Repeat every record exactly, but omit the images.
##### Given entries
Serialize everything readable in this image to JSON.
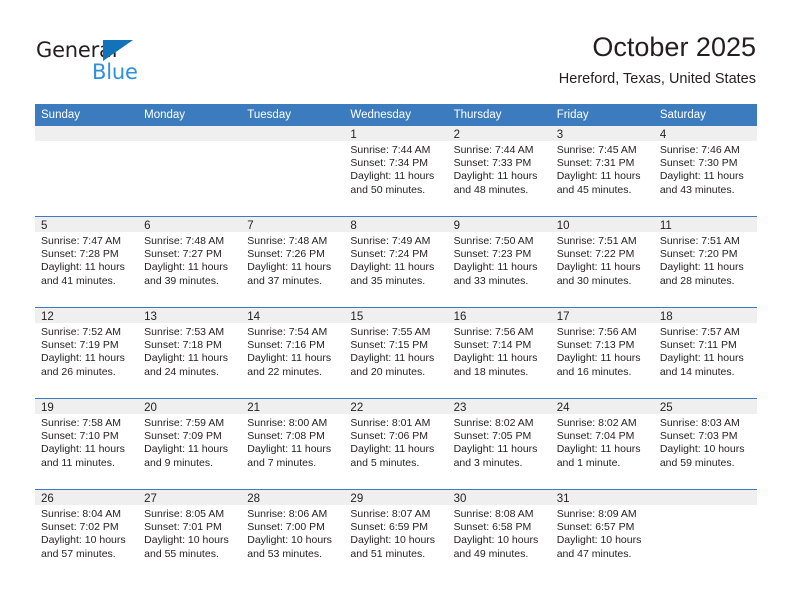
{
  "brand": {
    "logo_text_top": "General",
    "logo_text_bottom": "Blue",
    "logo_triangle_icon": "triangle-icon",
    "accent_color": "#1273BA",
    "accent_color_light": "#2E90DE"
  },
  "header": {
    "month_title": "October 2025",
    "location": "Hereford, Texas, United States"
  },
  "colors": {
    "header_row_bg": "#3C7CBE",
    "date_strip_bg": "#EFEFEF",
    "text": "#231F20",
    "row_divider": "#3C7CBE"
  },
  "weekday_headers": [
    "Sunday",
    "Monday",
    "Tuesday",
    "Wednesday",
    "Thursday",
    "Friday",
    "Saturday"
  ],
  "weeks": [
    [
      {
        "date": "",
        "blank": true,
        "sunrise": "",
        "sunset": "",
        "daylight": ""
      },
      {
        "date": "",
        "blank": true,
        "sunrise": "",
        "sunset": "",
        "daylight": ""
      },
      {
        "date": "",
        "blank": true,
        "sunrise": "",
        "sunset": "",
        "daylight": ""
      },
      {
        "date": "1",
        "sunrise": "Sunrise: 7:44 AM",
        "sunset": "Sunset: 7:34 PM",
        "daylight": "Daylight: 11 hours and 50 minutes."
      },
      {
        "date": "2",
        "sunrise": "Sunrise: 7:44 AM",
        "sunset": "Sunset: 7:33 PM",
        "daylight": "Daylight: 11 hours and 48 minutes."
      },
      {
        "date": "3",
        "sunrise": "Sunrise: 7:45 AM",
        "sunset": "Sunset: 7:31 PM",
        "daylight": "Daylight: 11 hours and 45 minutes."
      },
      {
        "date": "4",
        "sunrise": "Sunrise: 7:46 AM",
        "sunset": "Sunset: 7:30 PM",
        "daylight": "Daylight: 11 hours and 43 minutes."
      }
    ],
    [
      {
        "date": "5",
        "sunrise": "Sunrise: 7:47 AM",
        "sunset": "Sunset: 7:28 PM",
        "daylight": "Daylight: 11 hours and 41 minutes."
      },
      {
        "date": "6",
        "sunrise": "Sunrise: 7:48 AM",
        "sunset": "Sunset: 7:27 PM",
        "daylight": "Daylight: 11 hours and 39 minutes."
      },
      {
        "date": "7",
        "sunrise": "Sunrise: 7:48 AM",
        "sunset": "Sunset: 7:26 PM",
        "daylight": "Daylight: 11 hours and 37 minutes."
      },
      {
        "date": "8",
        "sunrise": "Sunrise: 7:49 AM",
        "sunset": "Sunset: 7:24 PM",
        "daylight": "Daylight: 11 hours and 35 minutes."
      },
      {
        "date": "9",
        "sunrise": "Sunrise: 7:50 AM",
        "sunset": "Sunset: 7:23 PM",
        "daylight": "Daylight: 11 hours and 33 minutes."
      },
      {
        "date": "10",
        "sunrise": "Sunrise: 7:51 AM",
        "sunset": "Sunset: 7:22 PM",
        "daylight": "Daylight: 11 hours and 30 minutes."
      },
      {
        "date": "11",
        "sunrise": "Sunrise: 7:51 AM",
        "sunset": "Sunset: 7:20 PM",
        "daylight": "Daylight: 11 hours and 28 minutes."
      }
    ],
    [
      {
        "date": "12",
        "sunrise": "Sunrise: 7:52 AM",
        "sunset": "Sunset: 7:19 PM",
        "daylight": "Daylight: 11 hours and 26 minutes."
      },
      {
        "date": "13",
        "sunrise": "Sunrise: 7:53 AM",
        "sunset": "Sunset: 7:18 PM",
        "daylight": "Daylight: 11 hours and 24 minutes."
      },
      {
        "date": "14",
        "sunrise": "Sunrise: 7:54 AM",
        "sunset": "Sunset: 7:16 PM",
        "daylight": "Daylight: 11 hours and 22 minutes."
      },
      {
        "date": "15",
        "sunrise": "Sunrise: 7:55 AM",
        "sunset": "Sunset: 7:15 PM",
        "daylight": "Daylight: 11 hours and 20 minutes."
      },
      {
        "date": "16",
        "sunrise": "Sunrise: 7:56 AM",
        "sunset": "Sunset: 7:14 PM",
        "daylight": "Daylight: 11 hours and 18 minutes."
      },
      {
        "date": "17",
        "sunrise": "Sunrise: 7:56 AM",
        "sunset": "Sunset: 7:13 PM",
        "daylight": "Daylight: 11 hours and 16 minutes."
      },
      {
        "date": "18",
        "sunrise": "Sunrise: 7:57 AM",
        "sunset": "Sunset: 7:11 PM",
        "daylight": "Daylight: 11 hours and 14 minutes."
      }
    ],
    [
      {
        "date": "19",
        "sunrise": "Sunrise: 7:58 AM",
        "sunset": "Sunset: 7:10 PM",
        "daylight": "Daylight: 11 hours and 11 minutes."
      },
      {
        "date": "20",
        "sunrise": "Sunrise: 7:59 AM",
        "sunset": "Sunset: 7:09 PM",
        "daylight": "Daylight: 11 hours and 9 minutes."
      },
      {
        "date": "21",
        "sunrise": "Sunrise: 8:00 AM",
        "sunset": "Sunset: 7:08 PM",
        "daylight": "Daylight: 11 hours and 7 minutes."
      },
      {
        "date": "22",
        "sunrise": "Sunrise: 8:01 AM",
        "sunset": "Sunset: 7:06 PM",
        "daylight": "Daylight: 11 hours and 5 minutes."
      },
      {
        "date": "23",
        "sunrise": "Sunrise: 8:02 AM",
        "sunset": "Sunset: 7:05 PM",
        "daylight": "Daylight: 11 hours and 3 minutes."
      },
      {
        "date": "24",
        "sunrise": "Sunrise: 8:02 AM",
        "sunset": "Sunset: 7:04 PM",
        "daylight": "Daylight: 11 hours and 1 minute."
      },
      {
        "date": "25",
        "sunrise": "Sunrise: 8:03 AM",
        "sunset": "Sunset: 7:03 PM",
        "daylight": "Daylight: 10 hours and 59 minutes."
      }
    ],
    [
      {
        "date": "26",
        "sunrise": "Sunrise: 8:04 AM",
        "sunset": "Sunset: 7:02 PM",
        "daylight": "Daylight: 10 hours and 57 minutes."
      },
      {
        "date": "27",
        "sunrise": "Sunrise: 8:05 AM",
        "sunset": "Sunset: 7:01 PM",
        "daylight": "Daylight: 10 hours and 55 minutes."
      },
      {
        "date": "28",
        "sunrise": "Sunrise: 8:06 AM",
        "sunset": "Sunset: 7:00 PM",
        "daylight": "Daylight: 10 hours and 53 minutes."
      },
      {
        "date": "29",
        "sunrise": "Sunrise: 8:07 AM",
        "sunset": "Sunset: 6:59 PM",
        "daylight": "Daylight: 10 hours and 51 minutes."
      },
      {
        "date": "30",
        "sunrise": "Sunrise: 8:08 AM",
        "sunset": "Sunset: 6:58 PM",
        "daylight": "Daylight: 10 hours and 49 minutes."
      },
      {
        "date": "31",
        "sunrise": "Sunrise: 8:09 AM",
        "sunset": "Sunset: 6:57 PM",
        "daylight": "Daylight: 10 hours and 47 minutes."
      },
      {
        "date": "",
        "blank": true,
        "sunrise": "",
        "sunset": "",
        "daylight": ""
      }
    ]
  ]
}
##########
_Your response:_
Serialize everything readable in this image to JSON.
{
  "brand": {
    "logo_text_top": "General",
    "logo_text_bottom": "Blue",
    "logo_triangle_icon": "triangle-icon",
    "accent_color": "#1273BA",
    "accent_color_light": "#2E90DE"
  },
  "header": {
    "month_title": "October 2025",
    "location": "Hereford, Texas, United States"
  },
  "colors": {
    "header_row_bg": "#3C7CBE",
    "date_strip_bg": "#EFEFEF",
    "text": "#231F20",
    "row_divider": "#3C7CBE"
  },
  "weekday_headers": [
    "Sunday",
    "Monday",
    "Tuesday",
    "Wednesday",
    "Thursday",
    "Friday",
    "Saturday"
  ],
  "weeks": [
    [
      {
        "date": "",
        "blank": true,
        "sunrise": "",
        "sunset": "",
        "daylight": ""
      },
      {
        "date": "",
        "blank": true,
        "sunrise": "",
        "sunset": "",
        "daylight": ""
      },
      {
        "date": "",
        "blank": true,
        "sunrise": "",
        "sunset": "",
        "daylight": ""
      },
      {
        "date": "1",
        "sunrise": "Sunrise: 7:44 AM",
        "sunset": "Sunset: 7:34 PM",
        "daylight": "Daylight: 11 hours and 50 minutes."
      },
      {
        "date": "2",
        "sunrise": "Sunrise: 7:44 AM",
        "sunset": "Sunset: 7:33 PM",
        "daylight": "Daylight: 11 hours and 48 minutes."
      },
      {
        "date": "3",
        "sunrise": "Sunrise: 7:45 AM",
        "sunset": "Sunset: 7:31 PM",
        "daylight": "Daylight: 11 hours and 45 minutes."
      },
      {
        "date": "4",
        "sunrise": "Sunrise: 7:46 AM",
        "sunset": "Sunset: 7:30 PM",
        "daylight": "Daylight: 11 hours and 43 minutes."
      }
    ],
    [
      {
        "date": "5",
        "sunrise": "Sunrise: 7:47 AM",
        "sunset": "Sunset: 7:28 PM",
        "daylight": "Daylight: 11 hours and 41 minutes."
      },
      {
        "date": "6",
        "sunrise": "Sunrise: 7:48 AM",
        "sunset": "Sunset: 7:27 PM",
        "daylight": "Daylight: 11 hours and 39 minutes."
      },
      {
        "date": "7",
        "sunrise": "Sunrise: 7:48 AM",
        "sunset": "Sunset: 7:26 PM",
        "daylight": "Daylight: 11 hours and 37 minutes."
      },
      {
        "date": "8",
        "sunrise": "Sunrise: 7:49 AM",
        "sunset": "Sunset: 7:24 PM",
        "daylight": "Daylight: 11 hours and 35 minutes."
      },
      {
        "date": "9",
        "sunrise": "Sunrise: 7:50 AM",
        "sunset": "Sunset: 7:23 PM",
        "daylight": "Daylight: 11 hours and 33 minutes."
      },
      {
        "date": "10",
        "sunrise": "Sunrise: 7:51 AM",
        "sunset": "Sunset: 7:22 PM",
        "daylight": "Daylight: 11 hours and 30 minutes."
      },
      {
        "date": "11",
        "sunrise": "Sunrise: 7:51 AM",
        "sunset": "Sunset: 7:20 PM",
        "daylight": "Daylight: 11 hours and 28 minutes."
      }
    ],
    [
      {
        "date": "12",
        "sunrise": "Sunrise: 7:52 AM",
        "sunset": "Sunset: 7:19 PM",
        "daylight": "Daylight: 11 hours and 26 minutes."
      },
      {
        "date": "13",
        "sunrise": "Sunrise: 7:53 AM",
        "sunset": "Sunset: 7:18 PM",
        "daylight": "Daylight: 11 hours and 24 minutes."
      },
      {
        "date": "14",
        "sunrise": "Sunrise: 7:54 AM",
        "sunset": "Sunset: 7:16 PM",
        "daylight": "Daylight: 11 hours and 22 minutes."
      },
      {
        "date": "15",
        "sunrise": "Sunrise: 7:55 AM",
        "sunset": "Sunset: 7:15 PM",
        "daylight": "Daylight: 11 hours and 20 minutes."
      },
      {
        "date": "16",
        "sunrise": "Sunrise: 7:56 AM",
        "sunset": "Sunset: 7:14 PM",
        "daylight": "Daylight: 11 hours and 18 minutes."
      },
      {
        "date": "17",
        "sunrise": "Sunrise: 7:56 AM",
        "sunset": "Sunset: 7:13 PM",
        "daylight": "Daylight: 11 hours and 16 minutes."
      },
      {
        "date": "18",
        "sunrise": "Sunrise: 7:57 AM",
        "sunset": "Sunset: 7:11 PM",
        "daylight": "Daylight: 11 hours and 14 minutes."
      }
    ],
    [
      {
        "date": "19",
        "sunrise": "Sunrise: 7:58 AM",
        "sunset": "Sunset: 7:10 PM",
        "daylight": "Daylight: 11 hours and 11 minutes."
      },
      {
        "date": "20",
        "sunrise": "Sunrise: 7:59 AM",
        "sunset": "Sunset: 7:09 PM",
        "daylight": "Daylight: 11 hours and 9 minutes."
      },
      {
        "date": "21",
        "sunrise": "Sunrise: 8:00 AM",
        "sunset": "Sunset: 7:08 PM",
        "daylight": "Daylight: 11 hours and 7 minutes."
      },
      {
        "date": "22",
        "sunrise": "Sunrise: 8:01 AM",
        "sunset": "Sunset: 7:06 PM",
        "daylight": "Daylight: 11 hours and 5 minutes."
      },
      {
        "date": "23",
        "sunrise": "Sunrise: 8:02 AM",
        "sunset": "Sunset: 7:05 PM",
        "daylight": "Daylight: 11 hours and 3 minutes."
      },
      {
        "date": "24",
        "sunrise": "Sunrise: 8:02 AM",
        "sunset": "Sunset: 7:04 PM",
        "daylight": "Daylight: 11 hours and 1 minute."
      },
      {
        "date": "25",
        "sunrise": "Sunrise: 8:03 AM",
        "sunset": "Sunset: 7:03 PM",
        "daylight": "Daylight: 10 hours and 59 minutes."
      }
    ],
    [
      {
        "date": "26",
        "sunrise": "Sunrise: 8:04 AM",
        "sunset": "Sunset: 7:02 PM",
        "daylight": "Daylight: 10 hours and 57 minutes."
      },
      {
        "date": "27",
        "sunrise": "Sunrise: 8:05 AM",
        "sunset": "Sunset: 7:01 PM",
        "daylight": "Daylight: 10 hours and 55 minutes."
      },
      {
        "date": "28",
        "sunrise": "Sunrise: 8:06 AM",
        "sunset": "Sunset: 7:00 PM",
        "daylight": "Daylight: 10 hours and 53 minutes."
      },
      {
        "date": "29",
        "sunrise": "Sunrise: 8:07 AM",
        "sunset": "Sunset: 6:59 PM",
        "daylight": "Daylight: 10 hours and 51 minutes."
      },
      {
        "date": "30",
        "sunrise": "Sunrise: 8:08 AM",
        "sunset": "Sunset: 6:58 PM",
        "daylight": "Daylight: 10 hours and 49 minutes."
      },
      {
        "date": "31",
        "sunrise": "Sunrise: 8:09 AM",
        "sunset": "Sunset: 6:57 PM",
        "daylight": "Daylight: 10 hours and 47 minutes."
      },
      {
        "date": "",
        "blank": true,
        "sunrise": "",
        "sunset": "",
        "daylight": ""
      }
    ]
  ]
}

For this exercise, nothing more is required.